Portugal’s Christian Ronaldo is nursing a knee ailment described in press reports as “tendinosis” in his left knee cap. The Portuguese Football Federation said Wednesday that Ronaldo underwent “specially adapted, individual” training on Monday. The ailment apparently kept him out of a pre-tournament match-up last week that saw Portugal play to a scoreless draw with Greece.

The health of the 29-year-old forward is of great interest not only to Portugal as a whole but the other teams Portugal has been paired up with in Group G: Germany, the United States and Ghana.

While the other sides have no doubt been painstakingly reviewing video of Ronaldo’s exploits, the Ghanaian Black Stars, meanwhile, have taken a more unusual approach to preparations. To be precise, a Ghanaian witchdoctor has joined the preparations with his own contribution, as VOA’s Portuguese Service Joao Jose Santarita reports:

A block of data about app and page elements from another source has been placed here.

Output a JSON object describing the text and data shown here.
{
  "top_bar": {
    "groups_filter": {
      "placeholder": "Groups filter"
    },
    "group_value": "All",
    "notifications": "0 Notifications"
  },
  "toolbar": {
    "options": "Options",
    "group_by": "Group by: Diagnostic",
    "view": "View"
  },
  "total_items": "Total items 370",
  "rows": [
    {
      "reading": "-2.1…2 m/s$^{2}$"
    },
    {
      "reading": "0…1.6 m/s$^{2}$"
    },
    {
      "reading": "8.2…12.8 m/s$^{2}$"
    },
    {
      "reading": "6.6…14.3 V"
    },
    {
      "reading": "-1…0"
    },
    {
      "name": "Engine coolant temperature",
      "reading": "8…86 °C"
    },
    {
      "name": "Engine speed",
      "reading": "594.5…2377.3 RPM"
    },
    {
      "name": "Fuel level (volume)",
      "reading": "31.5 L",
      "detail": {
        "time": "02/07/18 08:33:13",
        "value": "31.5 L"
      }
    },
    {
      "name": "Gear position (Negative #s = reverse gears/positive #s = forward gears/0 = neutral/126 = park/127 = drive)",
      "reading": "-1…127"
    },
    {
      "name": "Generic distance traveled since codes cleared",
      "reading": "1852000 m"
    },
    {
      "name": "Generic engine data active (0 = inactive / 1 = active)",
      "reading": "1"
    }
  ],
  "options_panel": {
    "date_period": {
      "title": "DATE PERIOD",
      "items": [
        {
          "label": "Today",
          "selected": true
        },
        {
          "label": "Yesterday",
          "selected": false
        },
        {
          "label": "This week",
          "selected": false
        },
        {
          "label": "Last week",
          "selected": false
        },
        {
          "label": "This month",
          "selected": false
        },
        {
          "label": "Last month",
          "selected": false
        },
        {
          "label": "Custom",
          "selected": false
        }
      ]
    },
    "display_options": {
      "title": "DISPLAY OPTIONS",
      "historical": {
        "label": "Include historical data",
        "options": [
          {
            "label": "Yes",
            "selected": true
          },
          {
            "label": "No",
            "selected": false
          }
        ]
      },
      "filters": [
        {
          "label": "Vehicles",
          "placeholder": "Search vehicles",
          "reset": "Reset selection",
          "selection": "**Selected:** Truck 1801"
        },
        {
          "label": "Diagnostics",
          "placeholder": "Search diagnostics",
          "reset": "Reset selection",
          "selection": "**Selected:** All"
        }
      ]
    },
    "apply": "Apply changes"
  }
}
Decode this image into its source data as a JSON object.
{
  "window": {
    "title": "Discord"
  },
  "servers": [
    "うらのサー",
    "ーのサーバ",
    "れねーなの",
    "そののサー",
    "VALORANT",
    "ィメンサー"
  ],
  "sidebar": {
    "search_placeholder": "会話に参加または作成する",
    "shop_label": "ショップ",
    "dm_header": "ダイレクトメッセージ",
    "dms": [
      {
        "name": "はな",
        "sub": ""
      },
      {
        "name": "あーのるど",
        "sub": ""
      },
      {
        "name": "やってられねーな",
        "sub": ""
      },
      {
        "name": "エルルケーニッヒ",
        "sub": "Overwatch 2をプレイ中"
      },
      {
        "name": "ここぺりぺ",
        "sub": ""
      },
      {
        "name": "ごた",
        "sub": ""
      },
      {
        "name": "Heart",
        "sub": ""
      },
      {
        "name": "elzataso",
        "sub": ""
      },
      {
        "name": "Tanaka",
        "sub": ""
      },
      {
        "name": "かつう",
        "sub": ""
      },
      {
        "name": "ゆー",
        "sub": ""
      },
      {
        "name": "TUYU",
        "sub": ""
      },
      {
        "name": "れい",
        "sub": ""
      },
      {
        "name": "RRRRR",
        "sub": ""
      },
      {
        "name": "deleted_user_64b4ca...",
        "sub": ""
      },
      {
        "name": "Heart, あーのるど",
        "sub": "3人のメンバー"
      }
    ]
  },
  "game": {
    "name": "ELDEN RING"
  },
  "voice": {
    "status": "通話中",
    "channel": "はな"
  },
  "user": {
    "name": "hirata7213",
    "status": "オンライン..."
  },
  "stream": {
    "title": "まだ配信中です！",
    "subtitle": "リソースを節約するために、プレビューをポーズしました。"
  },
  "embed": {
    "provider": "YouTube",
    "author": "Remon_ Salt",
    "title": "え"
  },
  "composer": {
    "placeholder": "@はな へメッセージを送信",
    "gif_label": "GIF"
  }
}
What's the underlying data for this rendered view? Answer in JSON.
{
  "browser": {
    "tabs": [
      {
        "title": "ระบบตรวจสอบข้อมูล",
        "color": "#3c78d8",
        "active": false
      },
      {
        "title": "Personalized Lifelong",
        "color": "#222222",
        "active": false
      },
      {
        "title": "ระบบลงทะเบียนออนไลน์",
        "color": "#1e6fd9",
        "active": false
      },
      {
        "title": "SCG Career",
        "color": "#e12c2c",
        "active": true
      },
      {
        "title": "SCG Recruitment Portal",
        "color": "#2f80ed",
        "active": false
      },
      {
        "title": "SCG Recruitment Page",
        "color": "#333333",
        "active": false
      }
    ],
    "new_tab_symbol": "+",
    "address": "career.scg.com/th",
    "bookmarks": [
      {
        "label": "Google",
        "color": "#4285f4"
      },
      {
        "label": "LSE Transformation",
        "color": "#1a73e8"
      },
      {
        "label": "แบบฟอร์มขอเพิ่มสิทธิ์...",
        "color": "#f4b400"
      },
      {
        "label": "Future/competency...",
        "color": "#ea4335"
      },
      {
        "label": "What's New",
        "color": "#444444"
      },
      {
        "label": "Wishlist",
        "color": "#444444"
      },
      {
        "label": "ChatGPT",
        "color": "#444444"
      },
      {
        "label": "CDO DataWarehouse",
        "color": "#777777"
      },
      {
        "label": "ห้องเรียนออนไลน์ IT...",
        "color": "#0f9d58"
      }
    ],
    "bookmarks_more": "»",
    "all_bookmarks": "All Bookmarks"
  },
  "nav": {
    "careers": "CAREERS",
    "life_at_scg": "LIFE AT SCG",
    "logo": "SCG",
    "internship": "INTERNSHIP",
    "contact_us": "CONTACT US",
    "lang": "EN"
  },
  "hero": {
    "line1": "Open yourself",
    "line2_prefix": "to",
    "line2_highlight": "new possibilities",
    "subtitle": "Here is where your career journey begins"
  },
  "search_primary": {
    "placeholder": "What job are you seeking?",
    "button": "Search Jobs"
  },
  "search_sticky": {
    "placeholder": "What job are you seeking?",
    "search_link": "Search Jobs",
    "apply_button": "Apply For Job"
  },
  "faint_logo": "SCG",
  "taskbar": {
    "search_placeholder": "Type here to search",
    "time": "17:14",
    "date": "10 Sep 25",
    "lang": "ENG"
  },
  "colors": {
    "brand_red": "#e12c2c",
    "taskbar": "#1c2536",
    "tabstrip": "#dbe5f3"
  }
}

Ghanaian witchdoctor Nana Kwaku Bonsam claims he has put a spiritual spell — Kahwiri Kapam — on Cristiano Ronaldo that is responsible for the Portuguese star’s knee and thigh injuries that have raised doubts about his ability to be at 100 percent for the World Cup.

“I know what Cristiano Ronaldo’s injury is about,” he told Kumasi radio station Angel FM. “I’m working on him. I am very serious about it. Last week I went around looking for four dogs and I got them to be used in manufacturing a special spirit called ‘Kahwiri Kapam.’”

Bonsam said his goal was to rule Ronaldo out of the World Cup or at least prevent him from playing against Ghana.

“This injury can never be cured by any medic,” he said. “They can never see what is causing the injury because it is spiritual. Today it is his knee, tomorrow it is his thigh, next day it is something else.”

Ghanaian teams have been accused of using witchcraft in the past. Two years ago, Black Stars coach Goran Stevanovic blamed players using witchcraft against their own teammates were responsible for their loss to Zambia in the semifinals of the African Cup of Nations.

On Wednesday, Ronaldo was seen training with the ball for the first time as at the start of a training session open to the media at the New York Jets training facility in Florham Park, New Jersey.

No word on whether Team USA plan on enlisting the help of a witchdoctor in its preparations for what many consider to be “The Group of Death” (on account of the quality and caliber of the teams).

And if there’s any question in your mind as to Ronaldo’s flair, skill and artistry on the field, check out this snazzy little video posted by Ronaldo’s home club, Real Madrid, on its Web site.